In 2000 and 2004 in the Harvard Business Review, Michael MacCoby published “Narcissistic leaders: the incredible pros, the inevitable cons” where he suggested that narcissistic leaders do have the advantage in certain situations, specifically where there is chaos or opportunity for innovation. Implied but not specifically stated in his article is that you have to be really good at what you’re doing (e.g Bill Gates, Jack Welch, etc.). Healthcare may be going through a lot of change, and some would claim chaos, but at the heart of providing health care is the patient, a person who doesn’t need chaos or change, they need high-reliability. Narcissism won’t get you that at the micro- or macro-system levels. Even beyond health care delivery, narcissism is potentially dangerous in healthcare. Just consider the case of Theranos and Elizabeth Holmes. Narcissism, even if you think you’re doing a good and just thing, gets in the way.


Is Health Care a Business?

I haven’t entered a blog in over 4 months, primarily because I’ve been held hostage by a financial crisis.  We were successful in reversing the crisis, but not without some “damage”.  The biggest damage I’m learning has been staff morale.

In the last several months I’ve heard several front-line staff tell me that health care has become too much like a business with too much focus on RVUs and money.  Some have “attacked” me personally for being too focused on the business aspects.  Financial strength is critical for long-term success (i.e. staying in business), and action is necessary when it’s eroding.  And it’s not about the money, its about preserving the organization, the service it provides to the communities, and the people who provide the service.
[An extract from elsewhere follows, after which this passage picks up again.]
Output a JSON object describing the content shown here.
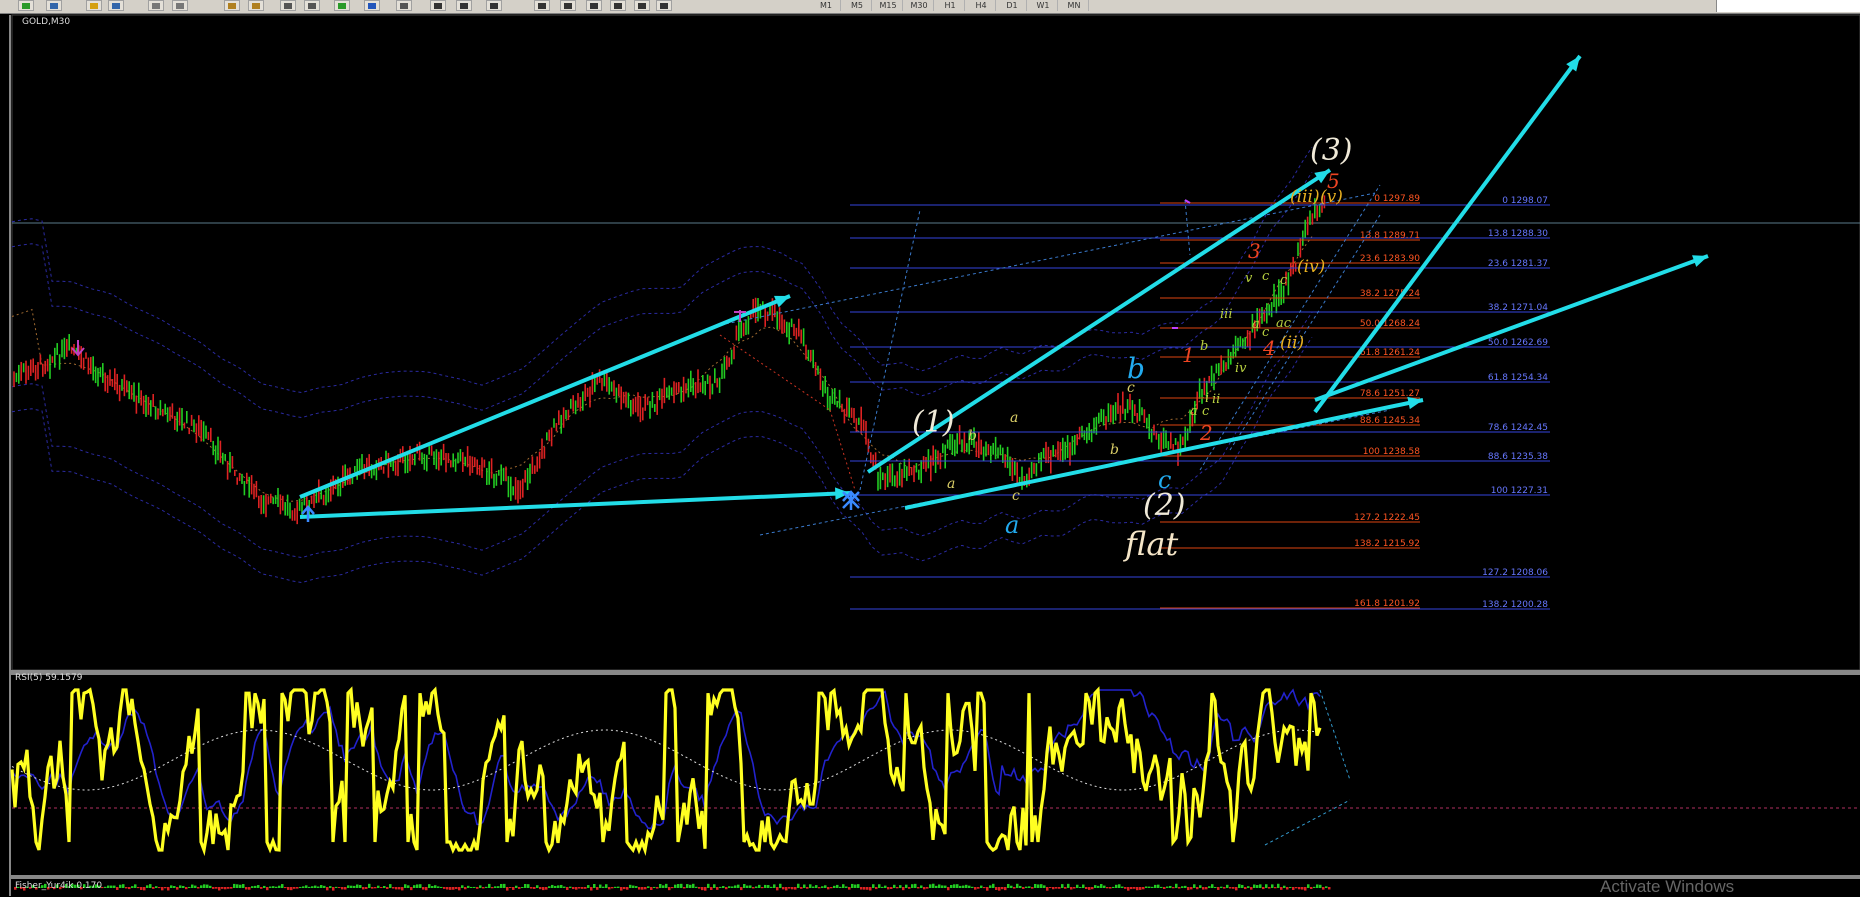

This message was lost somewhere along the way.  I do admit that communication is hard and as hard as I tried to frame things in a balanced manner, the complete message didn’t always get across. The root of this seems to be the cascading of the message – the ability of middle and front-line managers to communicate the message as intended: “We need everyone to think about where and how we can be more productive and where and how we can be more efficient recognizing that not all areas will have the same focus or countermeasures,” becomes “We need to see more patients or we’re all going to lose our jobs!”  Hope is an important part of any message in a crisis and hope doesn’t appear to cascade.

Let’s make no mistake about it…health care is a business and it is the responsibility of management to keep it in business. Front-line people need to recognize that reality. However, management needs to face the reality that staff are emotionally attached to what they do, how they do it, and attached to their own personal finances whether they want to admit or not.   They are running a business at home, but don’t want to see their organization run like a business.

Celebrating early successes, thanking people, pointing out where we are excelling, and providing reminders that what we do is important to our patients and families…isn’t enough. Paying people the same amount and giving them a raise at the end of the year despite the huge challenges in making that happen isn’t appreciated nor is it enough. So, what is a leader to do?

Deming in his writings and speeches gave us a clue – the key processes and results of a business need to be constantly scrutinized for improvement and the improvement efforts need to include everyone.  So, when the crisis hits, everyone is already on the same page. These key processes and results rarely change – they are constant – regardless of any crisis.  Metrics of efficiency, which often include financial markers, are now included in the critical processes and results of healthcare.  If you’re in healthcare, expect to hear more and more about the importance of finances along side patient safety and the care experience.

Key financial metrics and other metrics of efficiency are results, outcomes, that if not constantly improved will put you out of “business”, out of “mission”.